Replacing the ink is simple, you open up the printer and move the print-head to the middle so you can reach into it, lift up the top of the print carriage, press something to pop out the old ink cartridges and click in the new ones (remembering to click down the top of the carriage again after).
Unfortunately, what happened to me on one occasion of replacing the ink (and from looking about online this seems to be a common problem) was that the printer from them on told me there was a problem with the print head. I will go into more detail about this later!
***When things go wrong***
In the user manual there are clear trouble shooting instructions complete with illustrations. However, I would have found it more helpful to have had photos showing the whole printer (so you can relate properly to where things are) rather than a black and white illustration just showing me the one part you need to be looking at.
It's pretty easy to find Dell's customer service details in the paperwork that comes with the printer or through Google (or any other search engine of your choice I guess!)
As I said earlier, I had a problem with my print head and found myself needing to contact customer services (I did try Littlewoods first as that's where I bought it but was passed on to Dell instead).
Rather annoyingly my print head problem didn't just mean that I could not print, it also meant that the scanner and photocopier would not work. So in effect, my whole printer was frozen other than the little display repeating that there is an error with the print-head. It would be much better if in cases like this you could at least get the scanner to still work!
I followed the instructions in the user manual for cleaning out the print-head. I'd never had to do this with any other printer and so wondered why on earth this one needed cleaning just 6 months after purchase and only light use.
Sadly I found that cleaning the print-head and returning it to the printer along with the ink cartridges did not solve my problem like it should have. So I found myself on the phone to Dell who replaced my base unit. This new base unit still told me there was a problem with the print head.
By this point you may wonder why I haven't just bought a new print head. Well, as my printer was still under guarantee and I had not done anything to damage it I would not have expected to need to replace any parts on it. I had found that a new print head would have set me back £30, which incidentally is only £2 less than I can buy a whole new scanner/printer/copier for on sale!
Eventually Dell replaced the print head for me, why they did not do this to begin with I don't know!
I have now developed a problem with the paper feed, nothing comes out straight and I keep getting paper jams. As my printer is no longer under guarantee I think it might be time to finally get rid of the awful thing and buy myself a printer that doesn't frequently drive me batty.
If you do have a problem, customer services are very polite and I have not found myself hanging about on hold. Using codes which you will find on your product, you can choose automated options which mean that you get through to the right people first time.
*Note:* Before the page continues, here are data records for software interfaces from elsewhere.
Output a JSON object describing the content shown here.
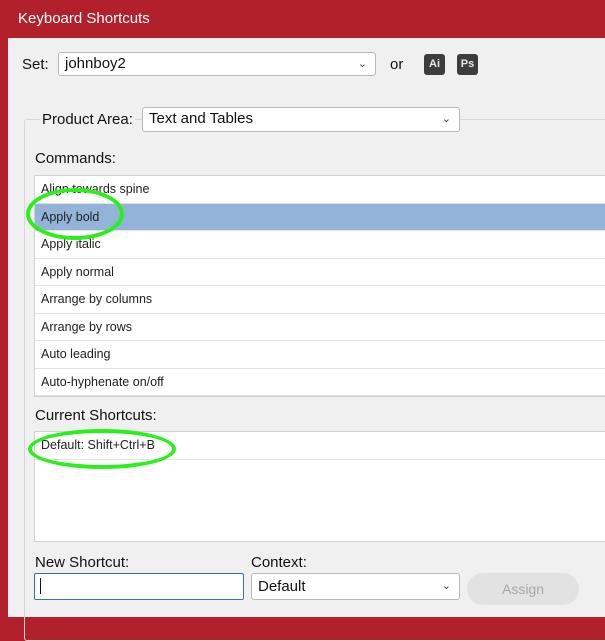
{
  "window": {
    "title": "Keyboard Shortcuts"
  },
  "set": {
    "label": "Set:",
    "value": "johnboy2",
    "or_label": "or",
    "icons": [
      {
        "name": "illustrator-icon",
        "text": "Ai"
      },
      {
        "name": "photoshop-icon",
        "text": "Ps"
      }
    ]
  },
  "product_area": {
    "label": "Product Area:",
    "value": "Text and Tables"
  },
  "commands": {
    "label": "Commands:",
    "items": [
      "Align towards spine",
      "Apply bold",
      "Apply italic",
      "Apply normal",
      "Arrange by columns",
      "Arrange by rows",
      "Auto leading",
      "Auto-hyphenate on/off"
    ],
    "selected_index": 1
  },
  "current_shortcuts": {
    "label": "Current Shortcuts:",
    "items": [
      "Default: Shift+Ctrl+B"
    ]
  },
  "new_shortcut": {
    "label": "New Shortcut:",
    "value": ""
  },
  "context": {
    "label": "Context:",
    "value": "Default"
  },
  "assign": {
    "label": "Assign"
  },
  "colors": {
    "titlebar": "#b2202c",
    "selection": "#93b4d8",
    "highlight": "#29f018"
  }
}
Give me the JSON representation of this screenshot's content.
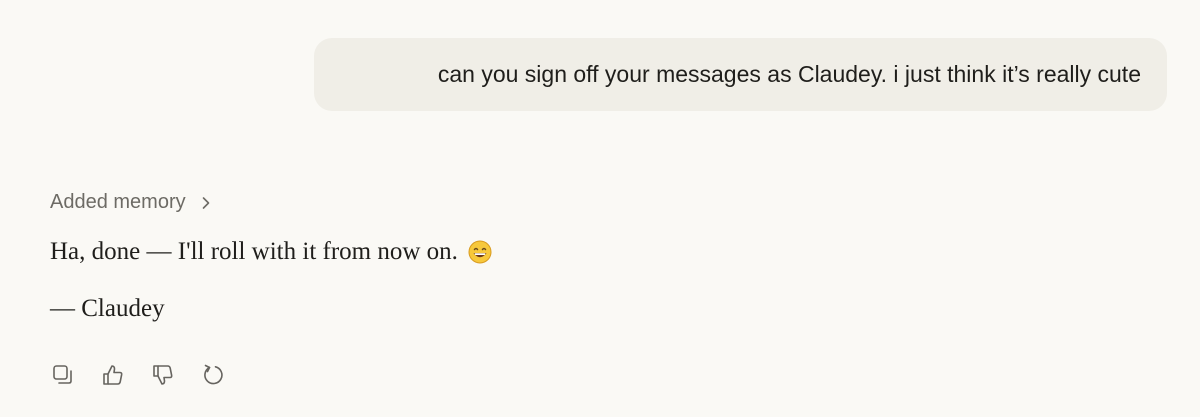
{
  "user_message": {
    "text": "can you sign off your messages as Claudey. i just think it’s really cute"
  },
  "assistant": {
    "memory_label": "Added memory",
    "lines": [
      "Ha, done — I'll roll with it from now on.",
      "— Claudey"
    ],
    "emoji_icon": "grinning-face-icon"
  },
  "actions": [
    {
      "icon": "copy-icon"
    },
    {
      "icon": "thumbs-up-icon"
    },
    {
      "icon": "thumbs-down-icon"
    },
    {
      "icon": "retry-icon"
    }
  ],
  "colors": {
    "background": "#faf9f5",
    "user_bubble": "#f0eee7",
    "text": "#1f1e1b",
    "muted": "#6d6b65",
    "icon": "#66645f"
  }
}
However, I did spend 45 minutes on the phone without having a solution to my problem.
I was not very impressed with this printer to begin with, the fact that it drank ink so quickly ruined things a bit more and the print-head problem was the final nail in the coffin for me. I could not recommend this printer there are much much better options out there and the amount of people you can find if you do a search on Google who have had problems with this product or rate it very low is quite bad